Demetrio, the protagonist of Javier Fuentes’s debut novel, “Countries of Origin,” was 13 and on a trip to Niagara Falls in New York when his uncle revealed why they could not cross into Canada. “Then I understood that we were undocumented,” he recalls, “and that being undocumented made us different, limited.”
It was a terrifying realization, but since then Demetrio has tried not to let his citizenship status hold him back. When we meet him, he has made a name for himself as a pastry chef in New York and grown into himself as an out gay man in the George W. Bush years. Still, the shame of being “limited” stalks him every day of his life. When he hears of an exciting opening to be head of pastries at the Four Seasons, he applies — only to learn “that something’s up with my application.”
It’s not his first upset. He previously met with an immigration lawyer about how to settle legally in the United States and learned that his best bet was to leave the country for 10 years and then apply for a work visa. “I was filled with anger and despair for having deluded myself these past couple of weeks into thinking that at some point the door would open, when in truth the door had shut the moment I entered the country,” he thinks after the meeting.
This sense of administrative finality is familiar to anyone whose life hinges on the indifferent signature of a bureaucrat, and Demetrio has had enough. To avoid the risk of deportation, he says goodbye to his uncle, who is his only family, and returns to his country of origin, Spain. On the flight, he befriends an attractive young man, Jacobo, who is very rich and also gay, though not out to his family.
With Jacobo’s extraordinary generosity and social connections, the door of opportunity that Demetrio has been waiting for finally opens — but he doesn’t trust it. Demetrio had just ended a long-term relationship with a man in New York who wouldn’t stop cheating on him, and in Spain he finds the way Jacobo looks at other men unsettling. He also has deeper fears: In America, he had to rely on an understanding, look-the-other-way boss, and in Spain, he fears he’ll become complacent, depending on a rich boyfriend who pays for everything and who might one day grow bored with him. Meanwhile, Jacobo is hiding in the present, utterly unprepared for the tragedy Fuentes places in front of him.
The gift and burden of a social novel is to be both about and not about, striving to cover a topical issue while making sure the world and characters of the book feel real, not merely like symbols in service of an idea. Thankfully, in Fuentes’s hands, the “about” of “Countries of Origin” — the cruelty of borders — is woven in seamlessly with the “not about” details that deepen and broaden Fuentes’s story: Demetrio’s love for his uncle, his fidelity amid promiscuity, his sensual joy in working as a pastry chef. “Countries of Origin” is filled with these pleasures, the little “not-abouts” talented novelists enjoy among their more pragmatic aims.
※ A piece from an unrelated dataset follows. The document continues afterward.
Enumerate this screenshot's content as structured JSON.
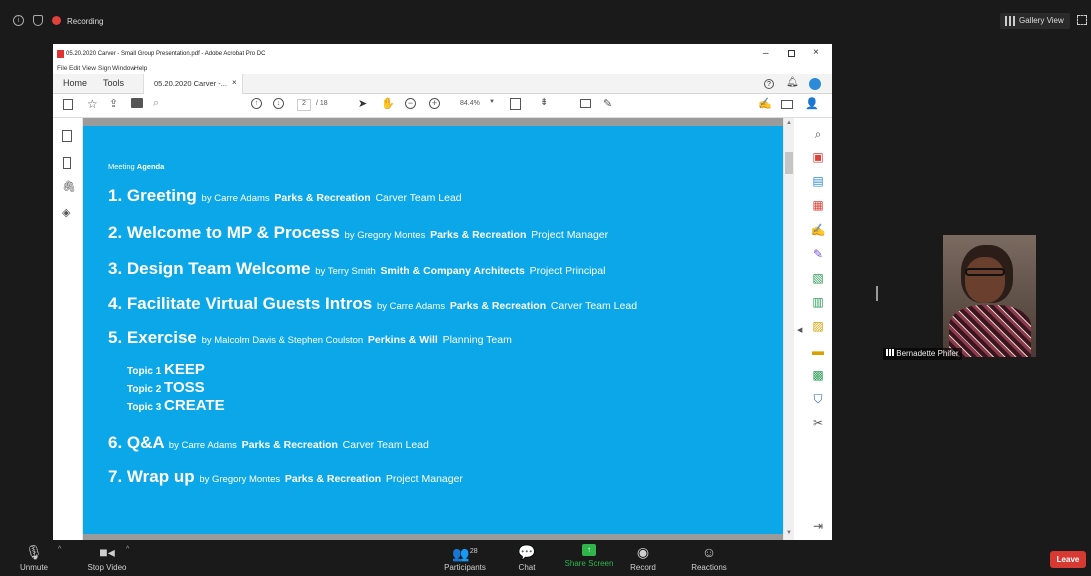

In one of the novel’s tenderest details, “stray dogs lounged in the shade, and as we walked by, Jacobo spoke to them in baby talk.” As a butcher shaves the flesh from a ham, “the leg began to sweat, and the bone underneath emerged with the sheen of a massive pearl.”
As the novel documents a life pushed into free fall, these moments of peace and wonderment remind us that we aren’t here solely for an agenda, for politics, for the news. Existence isn’t all anxiety, no matter one’s circumstances. Even the most desperate are offered opportunities to step outside their rigid boundaries. In this way, “Countries of Origin” does what all memorable novels do: It leaves the reader’s world a little larger, airier and more forgiving than before.
COUNTRIES OF ORIGIN | By Javier Fuentes | 294 pp. | Pantheon | $27
The post The Horrors of Immigration and the Pleasures of Food in a Debut Novel appeared first on New York Times.